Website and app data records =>
━━━━━━

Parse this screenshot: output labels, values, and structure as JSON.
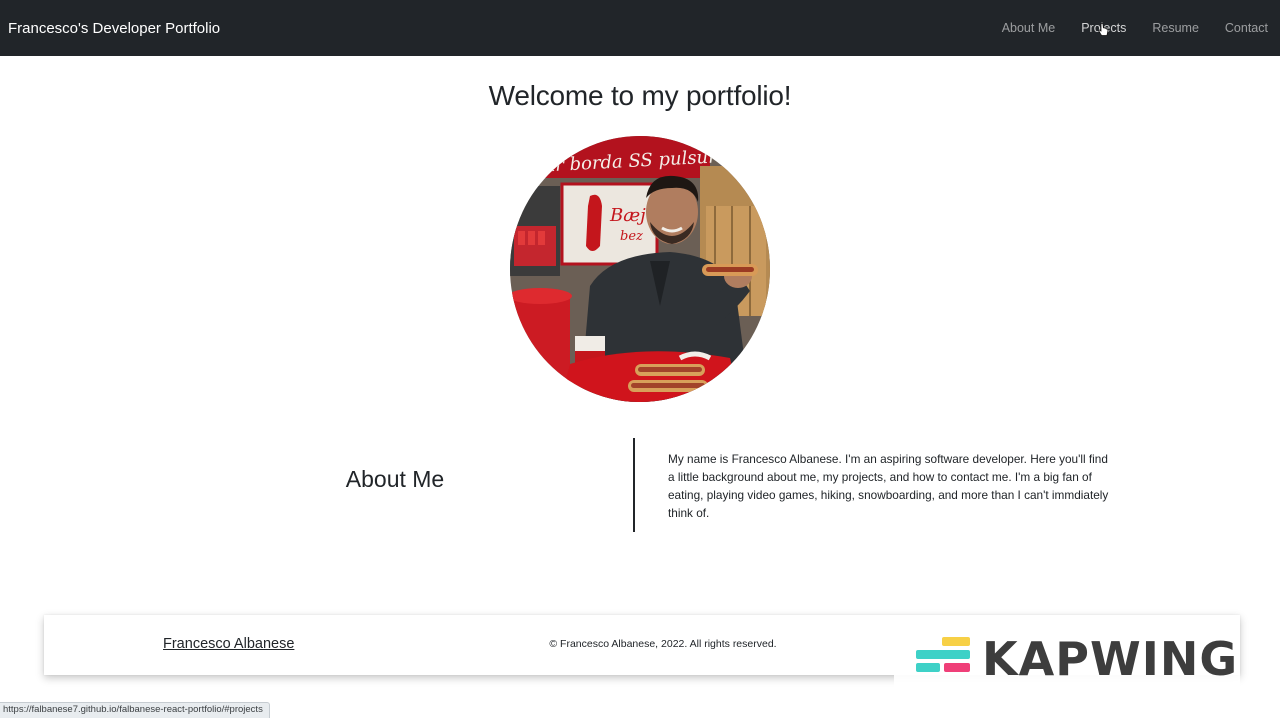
{
  "nav": {
    "brand": "Francesco's Developer Portfolio",
    "links": [
      {
        "label": "About Me"
      },
      {
        "label": "Projects"
      },
      {
        "label": "Resume"
      },
      {
        "label": "Contact"
      }
    ]
  },
  "main": {
    "welcome": "Welcome to my portfolio!",
    "avatar_alt": "Photo of Francesco holding a hot dog"
  },
  "about": {
    "heading": "About Me",
    "text": "My name is Francesco Albanese. I'm an aspiring software developer. Here you'll find a little background about me, my projects, and how to contact me. I'm a big fan of eating, playing video games, hiking, snowboarding, and more than I can't immdiately think of."
  },
  "footer": {
    "name": "Francesco Albanese",
    "copyright": "© Francesco Albanese, 2022. All rights reserved."
  },
  "watermark": {
    "text": "KAPWING"
  },
  "statusbar": {
    "url": "https://falbanese7.github.io/falbanese-react-portfolio/#projects"
  },
  "colors": {
    "navbar_bg": "#212529",
    "text": "#212529",
    "kapwing_yellow": "#f7d046",
    "kapwing_teal": "#3ed1c7",
    "kapwing_pink": "#ef3f78",
    "kapwing_dark": "#3d3d3d"
  }
}
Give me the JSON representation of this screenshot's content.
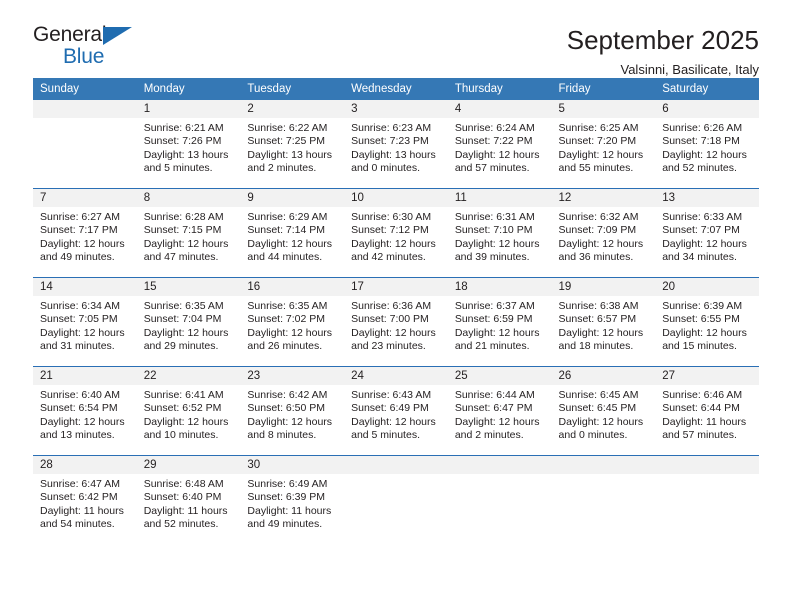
{
  "brand": {
    "name_dark": "General",
    "name_blue": "Blue",
    "accent_color": "#1f6cb0"
  },
  "header": {
    "title": "September 2025",
    "subtitle": "Valsinni, Basilicate, Italy"
  },
  "theme": {
    "header_blue": "#3578b5",
    "row_divider": "#2a6fb5",
    "daynum_band": "#f2f2f2",
    "text": "#231f20"
  },
  "weekdays": [
    "Sunday",
    "Monday",
    "Tuesday",
    "Wednesday",
    "Thursday",
    "Friday",
    "Saturday"
  ],
  "weeks": [
    [
      {
        "day": "",
        "sunrise": "",
        "sunset": "",
        "daylight_1": "",
        "daylight_2": "",
        "empty": true
      },
      {
        "day": "1",
        "sunrise": "Sunrise: 6:21 AM",
        "sunset": "Sunset: 7:26 PM",
        "daylight_1": "Daylight: 13 hours",
        "daylight_2": "and 5 minutes."
      },
      {
        "day": "2",
        "sunrise": "Sunrise: 6:22 AM",
        "sunset": "Sunset: 7:25 PM",
        "daylight_1": "Daylight: 13 hours",
        "daylight_2": "and 2 minutes."
      },
      {
        "day": "3",
        "sunrise": "Sunrise: 6:23 AM",
        "sunset": "Sunset: 7:23 PM",
        "daylight_1": "Daylight: 13 hours",
        "daylight_2": "and 0 minutes."
      },
      {
        "day": "4",
        "sunrise": "Sunrise: 6:24 AM",
        "sunset": "Sunset: 7:22 PM",
        "daylight_1": "Daylight: 12 hours",
        "daylight_2": "and 57 minutes."
      },
      {
        "day": "5",
        "sunrise": "Sunrise: 6:25 AM",
        "sunset": "Sunset: 7:20 PM",
        "daylight_1": "Daylight: 12 hours",
        "daylight_2": "and 55 minutes."
      },
      {
        "day": "6",
        "sunrise": "Sunrise: 6:26 AM",
        "sunset": "Sunset: 7:18 PM",
        "daylight_1": "Daylight: 12 hours",
        "daylight_2": "and 52 minutes."
      }
    ],
    [
      {
        "day": "7",
        "sunrise": "Sunrise: 6:27 AM",
        "sunset": "Sunset: 7:17 PM",
        "daylight_1": "Daylight: 12 hours",
        "daylight_2": "and 49 minutes."
      },
      {
        "day": "8",
        "sunrise": "Sunrise: 6:28 AM",
        "sunset": "Sunset: 7:15 PM",
        "daylight_1": "Daylight: 12 hours",
        "daylight_2": "and 47 minutes."
      },
      {
        "day": "9",
        "sunrise": "Sunrise: 6:29 AM",
        "sunset": "Sunset: 7:14 PM",
        "daylight_1": "Daylight: 12 hours",
        "daylight_2": "and 44 minutes."
      },
      {
        "day": "10",
        "sunrise": "Sunrise: 6:30 AM",
        "sunset": "Sunset: 7:12 PM",
        "daylight_1": "Daylight: 12 hours",
        "daylight_2": "and 42 minutes."
      },
      {
        "day": "11",
        "sunrise": "Sunrise: 6:31 AM",
        "sunset": "Sunset: 7:10 PM",
        "daylight_1": "Daylight: 12 hours",
        "daylight_2": "and 39 minutes."
      },
      {
        "day": "12",
        "sunrise": "Sunrise: 6:32 AM",
        "sunset": "Sunset: 7:09 PM",
        "daylight_1": "Daylight: 12 hours",
        "daylight_2": "and 36 minutes."
      },
      {
        "day": "13",
        "sunrise": "Sunrise: 6:33 AM",
        "sunset": "Sunset: 7:07 PM",
        "daylight_1": "Daylight: 12 hours",
        "daylight_2": "and 34 minutes."
      }
    ],
    [
      {
        "day": "14",
        "sunrise": "Sunrise: 6:34 AM",
        "sunset": "Sunset: 7:05 PM",
        "daylight_1": "Daylight: 12 hours",
        "daylight_2": "and 31 minutes."
      },
      {
        "day": "15",
        "sunrise": "Sunrise: 6:35 AM",
        "sunset": "Sunset: 7:04 PM",
        "daylight_1": "Daylight: 12 hours",
        "daylight_2": "and 29 minutes."
      },
      {
        "day": "16",
        "sunrise": "Sunrise: 6:35 AM",
        "sunset": "Sunset: 7:02 PM",
        "daylight_1": "Daylight: 12 hours",
        "daylight_2": "and 26 minutes."
      },
      {
        "day": "17",
        "sunrise": "Sunrise: 6:36 AM",
        "sunset": "Sunset: 7:00 PM",
        "daylight_1": "Daylight: 12 hours",
        "daylight_2": "and 23 minutes."
      },
      {
        "day": "18",
        "sunrise": "Sunrise: 6:37 AM",
        "sunset": "Sunset: 6:59 PM",
        "daylight_1": "Daylight: 12 hours",
        "daylight_2": "and 21 minutes."
      },
      {
        "day": "19",
        "sunrise": "Sunrise: 6:38 AM",
        "sunset": "Sunset: 6:57 PM",
        "daylight_1": "Daylight: 12 hours",
        "daylight_2": "and 18 minutes."
      },
      {
        "day": "20",
        "sunrise": "Sunrise: 6:39 AM",
        "sunset": "Sunset: 6:55 PM",
        "daylight_1": "Daylight: 12 hours",
        "daylight_2": "and 15 minutes."
      }
    ],
    [
      {
        "day": "21",
        "sunrise": "Sunrise: 6:40 AM",
        "sunset": "Sunset: 6:54 PM",
        "daylight_1": "Daylight: 12 hours",
        "daylight_2": "and 13 minutes."
      },
      {
        "day": "22",
        "sunrise": "Sunrise: 6:41 AM",
        "sunset": "Sunset: 6:52 PM",
        "daylight_1": "Daylight: 12 hours",
        "daylight_2": "and 10 minutes."
      },
      {
        "day": "23",
        "sunrise": "Sunrise: 6:42 AM",
        "sunset": "Sunset: 6:50 PM",
        "daylight_1": "Daylight: 12 hours",
        "daylight_2": "and 8 minutes."
      },
      {
        "day": "24",
        "sunrise": "Sunrise: 6:43 AM",
        "sunset": "Sunset: 6:49 PM",
        "daylight_1": "Daylight: 12 hours",
        "daylight_2": "and 5 minutes."
      },
      {
        "day": "25",
        "sunrise": "Sunrise: 6:44 AM",
        "sunset": "Sunset: 6:47 PM",
        "daylight_1": "Daylight: 12 hours",
        "daylight_2": "and 2 minutes."
      },
      {
        "day": "26",
        "sunrise": "Sunrise: 6:45 AM",
        "sunset": "Sunset: 6:45 PM",
        "daylight_1": "Daylight: 12 hours",
        "daylight_2": "and 0 minutes."
      },
      {
        "day": "27",
        "sunrise": "Sunrise: 6:46 AM",
        "sunset": "Sunset: 6:44 PM",
        "daylight_1": "Daylight: 11 hours",
        "daylight_2": "and 57 minutes."
      }
    ],
    [
      {
        "day": "28",
        "sunrise": "Sunrise: 6:47 AM",
        "sunset": "Sunset: 6:42 PM",
        "daylight_1": "Daylight: 11 hours",
        "daylight_2": "and 54 minutes."
      },
      {
        "day": "29",
        "sunrise": "Sunrise: 6:48 AM",
        "sunset": "Sunset: 6:40 PM",
        "daylight_1": "Daylight: 11 hours",
        "daylight_2": "and 52 minutes."
      },
      {
        "day": "30",
        "sunrise": "Sunrise: 6:49 AM",
        "sunset": "Sunset: 6:39 PM",
        "daylight_1": "Daylight: 11 hours",
        "daylight_2": "and 49 minutes."
      },
      {
        "day": "",
        "sunrise": "",
        "sunset": "",
        "daylight_1": "",
        "daylight_2": "",
        "empty": true
      },
      {
        "day": "",
        "sunrise": "",
        "sunset": "",
        "daylight_1": "",
        "daylight_2": "",
        "empty": true
      },
      {
        "day": "",
        "sunrise": "",
        "sunset": "",
        "daylight_1": "",
        "daylight_2": "",
        "empty": true
      },
      {
        "day": "",
        "sunrise": "",
        "sunset": "",
        "daylight_1": "",
        "daylight_2": "",
        "empty": true
      }
    ]
  ]
}
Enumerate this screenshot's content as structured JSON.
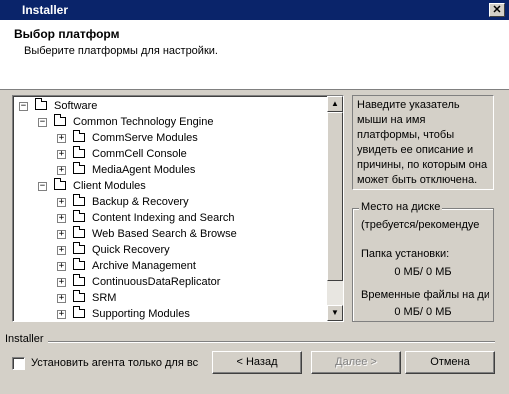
{
  "window": {
    "title": "Installer",
    "close_glyph": "✕"
  },
  "header": {
    "title": "Выбор платформ",
    "subtitle": "Выберите платформы для настройки."
  },
  "tree": {
    "items": [
      {
        "label": "Software",
        "level": 0,
        "expander": "−"
      },
      {
        "label": "Common Technology Engine",
        "level": 1,
        "expander": "−"
      },
      {
        "label": "CommServe Modules",
        "level": 2,
        "expander": "+"
      },
      {
        "label": "CommCell Console",
        "level": 2,
        "expander": "+"
      },
      {
        "label": "MediaAgent Modules",
        "level": 2,
        "expander": "+"
      },
      {
        "label": "Client Modules",
        "level": 1,
        "expander": "−"
      },
      {
        "label": "Backup & Recovery",
        "level": 2,
        "expander": "+"
      },
      {
        "label": "Content Indexing and Search",
        "level": 2,
        "expander": "+"
      },
      {
        "label": "Web Based Search & Browse",
        "level": 2,
        "expander": "+"
      },
      {
        "label": "Quick Recovery",
        "level": 2,
        "expander": "+"
      },
      {
        "label": "Archive Management",
        "level": 2,
        "expander": "+"
      },
      {
        "label": "ContinuousDataReplicator",
        "level": 2,
        "expander": "+"
      },
      {
        "label": "SRM",
        "level": 2,
        "expander": "+"
      },
      {
        "label": "Supporting Modules",
        "level": 2,
        "expander": "+"
      }
    ],
    "scroll_up_glyph": "▲",
    "scroll_down_glyph": "▼"
  },
  "description": {
    "text": "Наведите указатель мыши на имя платформы, чтобы увидеть ее описание и причины, по которым она может быть отключена."
  },
  "disk": {
    "legend": "Место на диске",
    "required_label": "(требуется/рекомендуе",
    "install_folder_label": "Папка установки:",
    "install_folder_value": "0 МБ/ 0 МБ",
    "temp_files_label": "Временные файлы на ди",
    "temp_files_value": "0 МБ/ 0 МБ"
  },
  "footer": {
    "divider_label": "Installer",
    "checkbox_label": "Установить агента только для вс",
    "back_button": "< Назад",
    "next_button": "Далее >",
    "cancel_button": "Отмена"
  }
}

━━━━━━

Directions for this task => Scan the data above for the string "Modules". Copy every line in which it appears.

Task response =>
        "label": "CommServe Modules",
        "label": "MediaAgent Modules",
        "label": "Client Modules",
        "label": "Supporting Modules",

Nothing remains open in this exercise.